10 February 2006

Where are the protest songs?

I was just listening to music from the Live Music Archive, which has become my favorite spot for finding music, when I came across Michael Franti and Spearhead -- a band that plays a lot of music opposing Shrub's War. And I was thinking about the current situation in the pop music world and comparing it to the 60s. Things have certainly changed. Popular music used to include provocative songs that confronted the status quo, songs that had a distinct voice and message (Bob Dylan's songs come to mind). The current generation's left with the occasional drab song seeking aid money for Africa or hurricane victims. I get the feeling that radio stations refuse to play any protest song that's any more controversial than a Pepsi commericial. At one point, I was under the mistaken impression that nobody's singing protest songs anymore (or at least no one with talent). But the truth seems to be that commercial interests in the music and film industries have pretty much choked off creativity in the desire for formulaic productions that are gauranteed to make money. For this reason, I'm very optimistic about the current movement away from CDs and tape in favor of MP3s, and the Live Music Archive in particular. Michael Franti and Spearhead has some decent songs among a very eclectic mix. Bomb the World is worth a listen. Just about anything in the archive is an improvement over the drivel coming from commercial radio.

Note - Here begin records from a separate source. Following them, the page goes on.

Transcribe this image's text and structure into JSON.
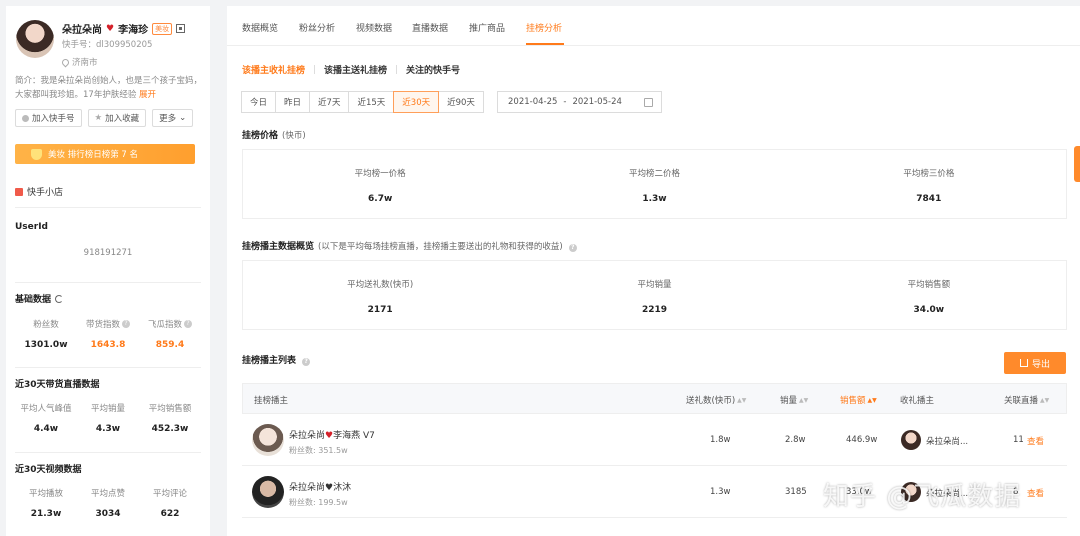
{
  "profile": {
    "name": "朵拉朵尚",
    "name_suffix": "李海珍",
    "verified_tag": "美妆",
    "kuaishou_id": "快手号：dl309950205",
    "city": "济南市",
    "intro": "简介：我是朵拉朵尚创始人，也是三个孩子宝妈，大家都叫我珍姐。17年护肤经验",
    "intro_more": "展开",
    "add_button": "加入快手号",
    "favorite_button": "加入收藏",
    "more_button": "更多",
    "rank_text": "美妆 排行榜日榜第 7 名",
    "shop_label": "快手小店",
    "userid_label": "UserId",
    "userid_value": "918191271"
  },
  "basic": {
    "title": "基础数据",
    "stats": [
      {
        "label": "粉丝数",
        "value": "1301.0w"
      },
      {
        "label": "带货指数",
        "value": "1643.8"
      },
      {
        "label": "飞瓜指数",
        "value": "859.4"
      }
    ]
  },
  "live30": {
    "title": "近30天带货直播数据",
    "stats": [
      {
        "label": "平均人气峰值",
        "value": "4.4w"
      },
      {
        "label": "平均销量",
        "value": "4.3w"
      },
      {
        "label": "平均销售额",
        "value": "452.3w"
      }
    ]
  },
  "video30": {
    "title": "近30天视频数据",
    "stats": [
      {
        "label": "平均播放",
        "value": "21.3w"
      },
      {
        "label": "平均点赞",
        "value": "3034"
      },
      {
        "label": "平均评论",
        "value": "622"
      }
    ]
  },
  "tabs": [
    "数据概览",
    "粉丝分析",
    "视频数据",
    "直播数据",
    "推广商品",
    "挂榜分析"
  ],
  "subtabs": [
    "该播主收礼挂榜",
    "该播主送礼挂榜",
    "关注的快手号"
  ],
  "date_buttons": [
    "今日",
    "昨日",
    "近7天",
    "近15天",
    "近30天",
    "近90天"
  ],
  "date_range": {
    "start": "2021-04-25",
    "sep": "-",
    "end": "2021-05-24"
  },
  "price_section": {
    "title": "挂榜价格",
    "unit": "(快币)",
    "items": [
      {
        "label": "平均榜一价格",
        "value": "6.7w"
      },
      {
        "label": "平均榜二价格",
        "value": "1.3w"
      },
      {
        "label": "平均榜三价格",
        "value": "7841"
      }
    ]
  },
  "overview_section": {
    "title": "挂榜播主数据概览",
    "note": "(以下是平均每场挂榜直播，挂榜播主要送出的礼物和获得的收益)",
    "items": [
      {
        "label": "平均送礼数(快币)",
        "value": "2171"
      },
      {
        "label": "平均销量",
        "value": "2219"
      },
      {
        "label": "平均销售额",
        "value": "34.0w"
      }
    ]
  },
  "list_section": {
    "title": "挂榜播主列表",
    "export_label": "导出",
    "headers": [
      "挂榜播主",
      "送礼数(快币)",
      "销量",
      "销售额",
      "收礼播主",
      "关联直播"
    ],
    "rows": [
      {
        "name": "朵拉朵尚",
        "name_suffix": "李海燕 V7",
        "fans": "粉丝数: 351.5w",
        "gifts": "1.8w",
        "sales": "2.8w",
        "revenue": "446.9w",
        "receiver": "朵拉朵尚...",
        "live_count": "11",
        "live_link": "查看"
      },
      {
        "name": "朵拉朵尚♥沐沐",
        "name_suffix": "",
        "fans": "粉丝数: 199.5w",
        "gifts": "1.3w",
        "sales": "3185",
        "revenue": "33.0w",
        "receiver": "朵拉朵尚...",
        "live_count": "8",
        "live_link": "查看"
      }
    ]
  },
  "watermark": "知乎 @飞瓜数据"
}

This has been crossposted from Tangled Up in Blue.


Samay said...

The problem is, I've met people who actually have gone to college, and are dumb as bricks. They went to lesser-regarded programs, like Cal-Poly-Pomona and Oklahoma State, and it's questionable whether they actually learned anything of use . Maybe these lower-end schools need something that will prompt them to make sure their graduates actually act like college graduates. Of course, considering the current President, Yale could use a prompt, too.

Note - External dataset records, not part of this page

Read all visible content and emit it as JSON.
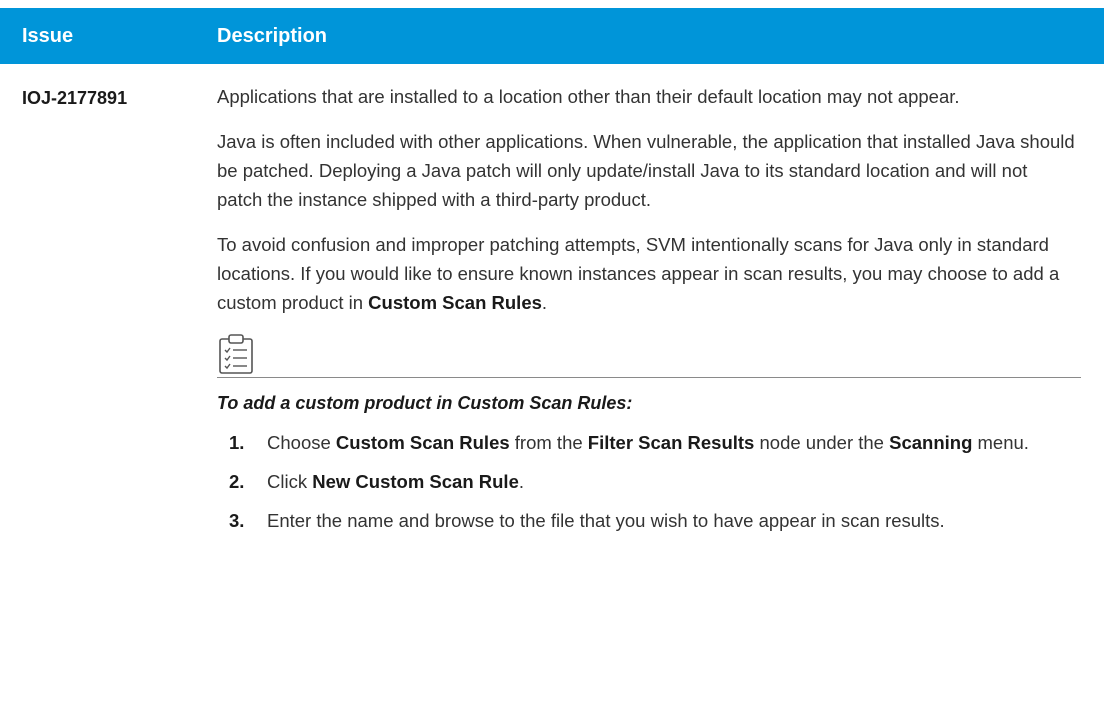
{
  "header": {
    "issue": "Issue",
    "description": "Description"
  },
  "row": {
    "issue_id": "IOJ-2177891",
    "p1": "Applications that are installed to a location other than their default location may not appear.",
    "p2": "Java is often included with other applications. When vulnerable, the application that installed Java should be patched. Deploying a Java patch will only update/install Java to its standard location and will not patch the instance shipped with a third-party product.",
    "p3_pre": "To avoid confusion and improper patching attempts, SVM intentionally scans for Java only in standard locations. If you would like to ensure known instances appear in scan results, you may choose to add a custom product in ",
    "p3_bold": "Custom Scan Rules",
    "p3_post": ".",
    "note_icon": "clipboard-checklist-icon",
    "procedure_title": "To add a custom product in Custom Scan Rules:",
    "steps": [
      {
        "num": "1.",
        "t1": "Choose ",
        "b1": "Custom Scan Rules",
        "t2": " from the ",
        "b2": "Filter Scan Results",
        "t3": " node under the ",
        "b3": "Scanning",
        "t4": " menu."
      },
      {
        "num": "2.",
        "t1": "Click ",
        "b1": "New Custom Scan Rule",
        "t2": "."
      },
      {
        "num": "3.",
        "t1": "Enter the name and browse to the file that you wish to have appear in scan results."
      }
    ]
  }
}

Karlo said...

Do the famous schools do any better? Would things improve if we had everyone memorize lists of information which they would then regurtate on test day? I agree that U.S. education might not always be what it's cracked up to be but I think a reliance on standardized tests is moving in the wrong direction.